- _PROBLEM DETAILS_: The required output is a copy of each line in the material below that includes "category".

——

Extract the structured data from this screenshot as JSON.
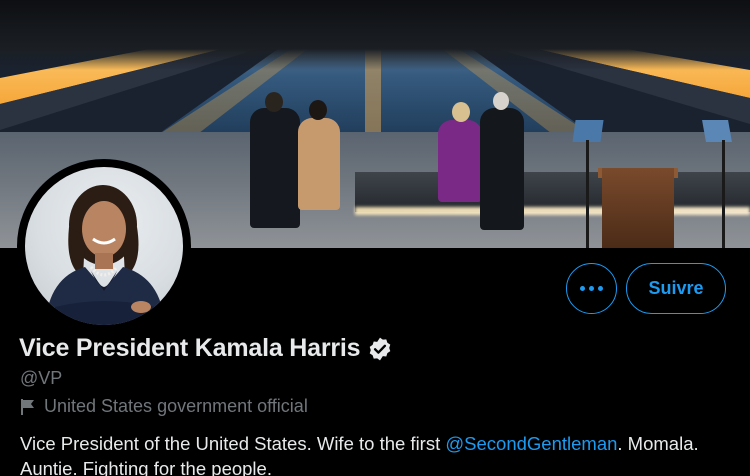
{
  "profile": {
    "display_name": "Vice President Kamala Harris",
    "handle": "@VP",
    "category": "United States government official",
    "verified": true,
    "bio": {
      "before": "Vice President of the United States. Wife to the first ",
      "mention": "@SecondGentleman",
      "after": ". Momala. Auntie. Fighting for the people."
    }
  },
  "actions": {
    "more_icon": "more-dots-icon",
    "follow_label": "Suivre"
  },
  "colors": {
    "accent": "#1d9bf0",
    "background": "#000000",
    "primary_text": "#e7e9ea",
    "secondary_text": "#71767b"
  },
  "icons": {
    "verified": "verified-badge-icon",
    "category": "flag-icon"
  }
}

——

- _SOLUTION TO THIS PROBLEM_:
    "category": "United States government official",
    "category": "flag-icon"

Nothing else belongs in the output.